    Big Dog Retired IT Dinosaur Wrangler Forum Contributor

    The Shah might have been our pet dictator in Iran, but the Saudis are the power behind OPEC, then and now. I was in high school in 1973, rode a Honda CB175 motorbike, usually getting gas from my Dad's five gallon can. Rarely bought gas at the pump, so I didn't know of price hikes and lines. My parents never mentioned it.

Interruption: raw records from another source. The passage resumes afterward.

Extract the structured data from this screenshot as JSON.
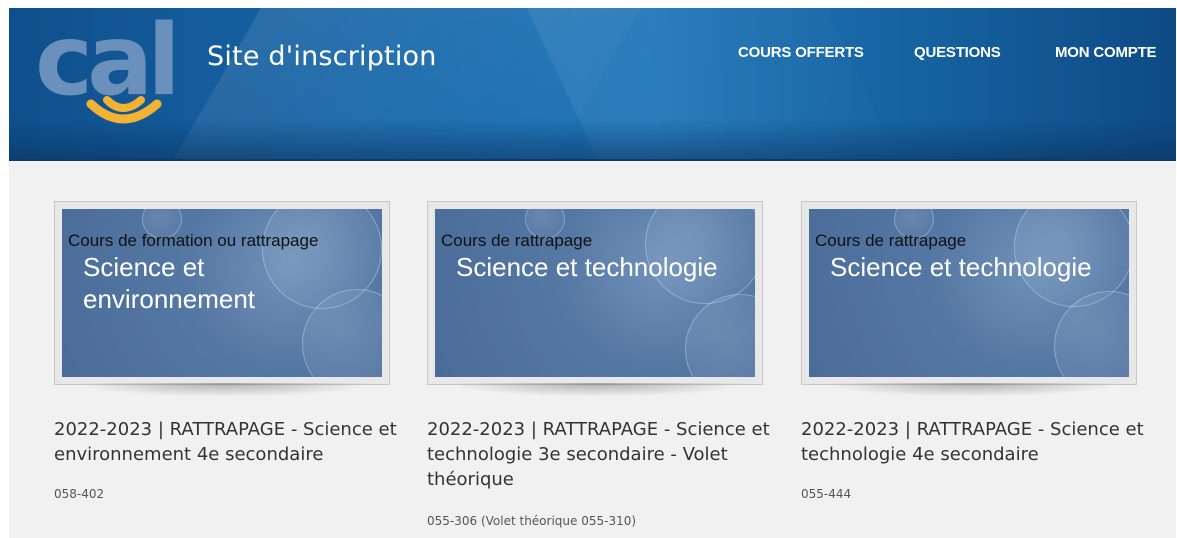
{
  "header": {
    "logo_text": "cal",
    "site_title": "Site d'inscription",
    "nav": {
      "courses": "COURS OFFERTS",
      "questions": "QUESTIONS",
      "account": "MON COMPTE"
    }
  },
  "courses": [
    {
      "thumb_small": "Cours de formation ou rattrapage",
      "thumb_big": "Science et environnement",
      "title": "2022-2023 | RATTRAPAGE - Science et environnement 4e secondaire",
      "code": "058-402"
    },
    {
      "thumb_small": "Cours de rattrapage",
      "thumb_big": "Science et technologie",
      "title": "2022-2023 | RATTRAPAGE - Science et technologie 3e secondaire - Volet théorique",
      "code": "055-306 (Volet théorique 055-310)"
    },
    {
      "thumb_small": "Cours de rattrapage",
      "thumb_big": "Science et technologie",
      "title": "2022-2023 | RATTRAPAGE - Science et technologie 4e secondaire",
      "code": "055-444"
    }
  ],
  "colors": {
    "header_blue": "#1766a8",
    "logo_blue": "#6b90bb",
    "logo_yellow": "#f2b233",
    "thumb_blue": "#5577a3"
  }
}
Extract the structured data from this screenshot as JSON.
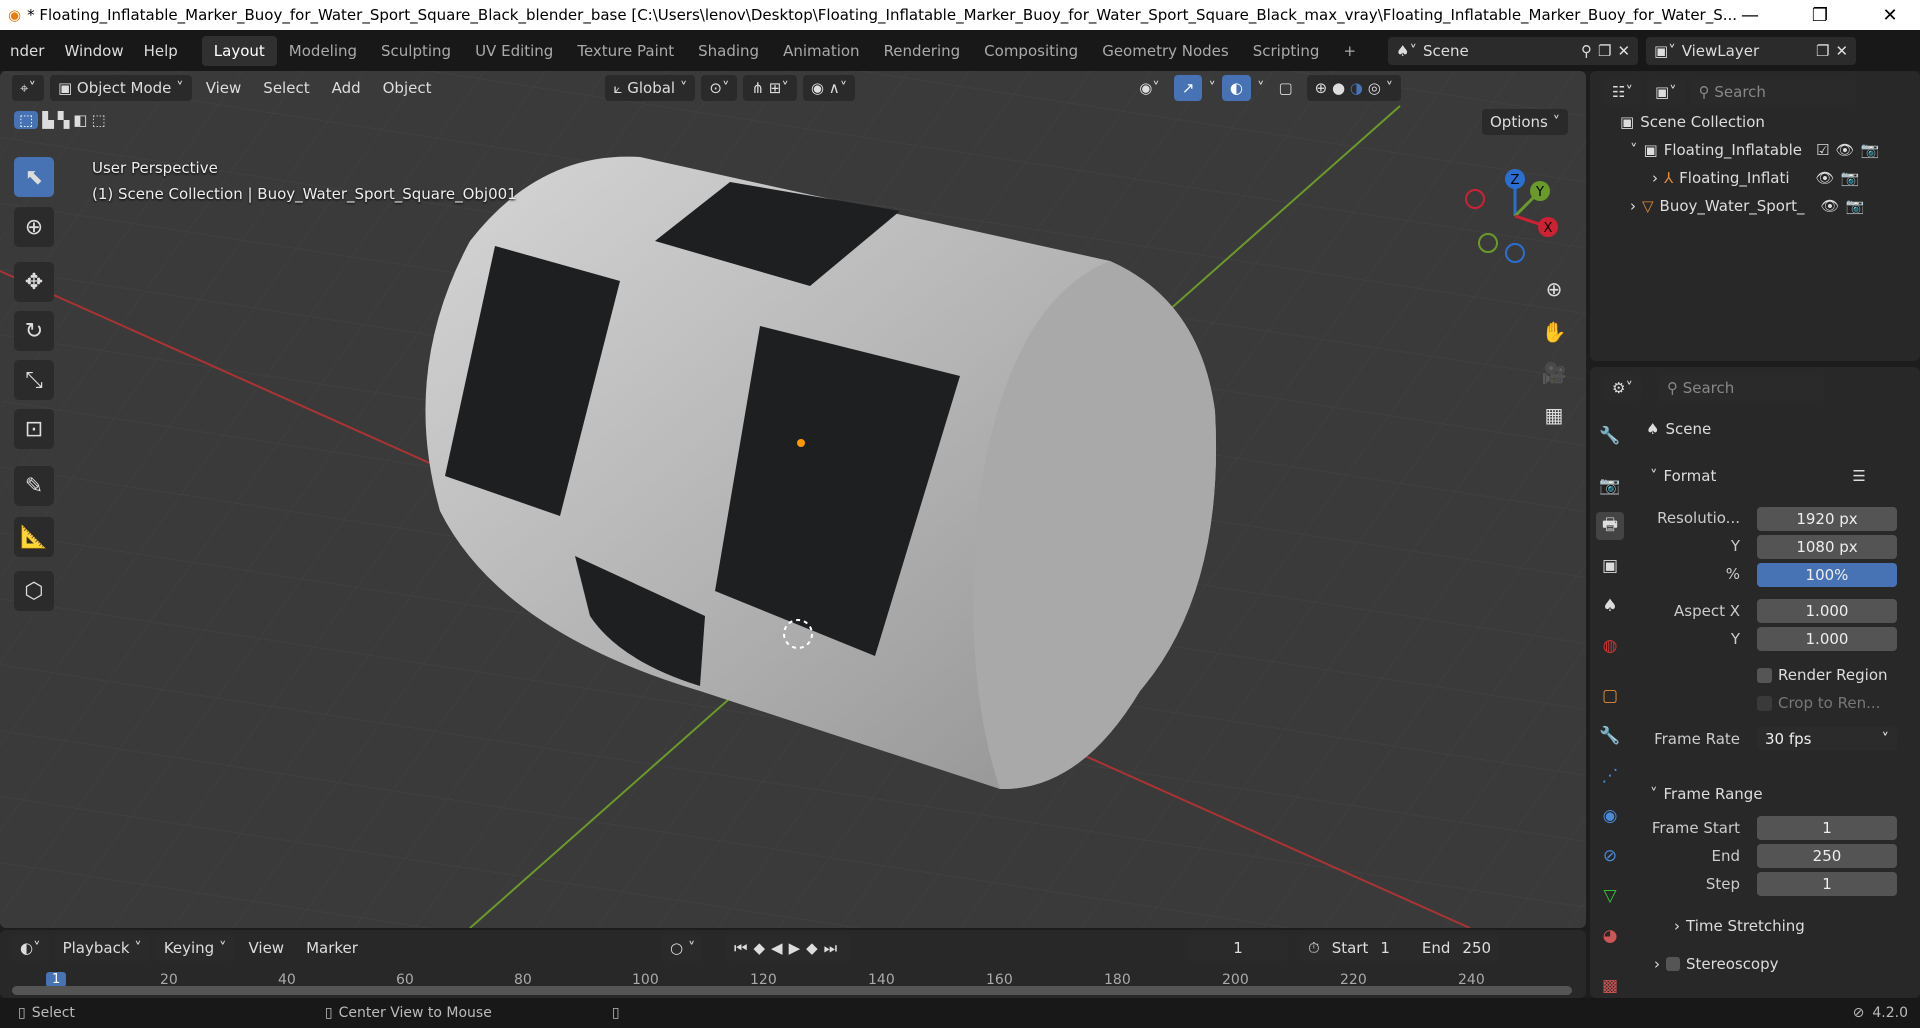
{
  "window": {
    "title": "* Floating_Inflatable_Marker_Buoy_for_Water_Sport_Square_Black_blender_base [C:\\Users\\lenov\\Desktop\\Floating_Inflatable_Marker_Buoy_for_Water_Sport_Square_Black_max_vray\\Floating_Inflatable_Marker_Buoy_for_Water_S...",
    "minimize": "—",
    "restore": "❐",
    "close": "✕"
  },
  "menu": {
    "items": [
      "nder",
      "Window",
      "Help"
    ]
  },
  "workspaces": [
    "Layout",
    "Modeling",
    "Sculpting",
    "UV Editing",
    "Texture Paint",
    "Shading",
    "Animation",
    "Rendering",
    "Compositing",
    "Geometry Nodes",
    "Scripting",
    "+"
  ],
  "scene": {
    "name": "Scene",
    "view_layer": "ViewLayer"
  },
  "viewport": {
    "mode": "Object Mode",
    "menus": [
      "View",
      "Select",
      "Add",
      "Object"
    ],
    "transform_orientation": "Global",
    "options": "Options",
    "perspective": "User Perspective",
    "collection_info": "(1) Scene Collection | Buoy_Water_Sport_Square_Obj001",
    "gizmo": {
      "z": "Z",
      "y": "Y",
      "x": "X"
    }
  },
  "outliner": {
    "search_placeholder": "Search",
    "root": "Scene Collection",
    "items": [
      "Floating_Inflatable",
      "Floating_Inflati",
      "Buoy_Water_Sport_"
    ]
  },
  "properties": {
    "search_placeholder": "Search",
    "context": "Scene",
    "format": {
      "title": "Format",
      "resolution_label": "Resolutio...",
      "res_x": "1920 px",
      "y_label": "Y",
      "res_y": "1080 px",
      "pct_label": "%",
      "pct": "100%",
      "aspect_label": "Aspect X",
      "aspect_x": "1.000",
      "aspect_y_label": "Y",
      "aspect_y": "1.000",
      "render_region": "Render Region",
      "crop": "Crop to Ren...",
      "frame_rate_label": "Frame Rate",
      "frame_rate": "30 fps"
    },
    "frame_range": {
      "title": "Frame Range",
      "start_label": "Frame Start",
      "start": "1",
      "end_label": "End",
      "end": "250",
      "step_label": "Step",
      "step": "1"
    },
    "time_stretching": "Time Stretching",
    "stereoscopy": "Stereoscopy"
  },
  "timeline": {
    "menus": [
      "Playback",
      "Keying",
      "View",
      "Marker"
    ],
    "current_frame": "1",
    "start_label": "Start",
    "start": "1",
    "end_label": "End",
    "end": "250",
    "ticks": [
      "20",
      "40",
      "60",
      "80",
      "100",
      "120",
      "140",
      "160",
      "180",
      "200",
      "220",
      "240"
    ],
    "playhead": "1"
  },
  "status": {
    "select": "Select",
    "center": "Center View to Mouse",
    "version": "4.2.0"
  }
}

    In 1976, I was in the Airforce. At my tech school at Chanute AFB, IL., I bought my first car. A huge 1971 Dodge Polara Brougham, a whopping big tank of a car, I got from a USAF buddy. 13 MPG at best, 9MPG city. Then just before I finished and was about to drive back to Florida, the second "oil embargo" hit us. Gas rose to $1.85 a gallon, and folks were saying if the price hit two bucks there'd be war! How little we knew..... :rolleyes: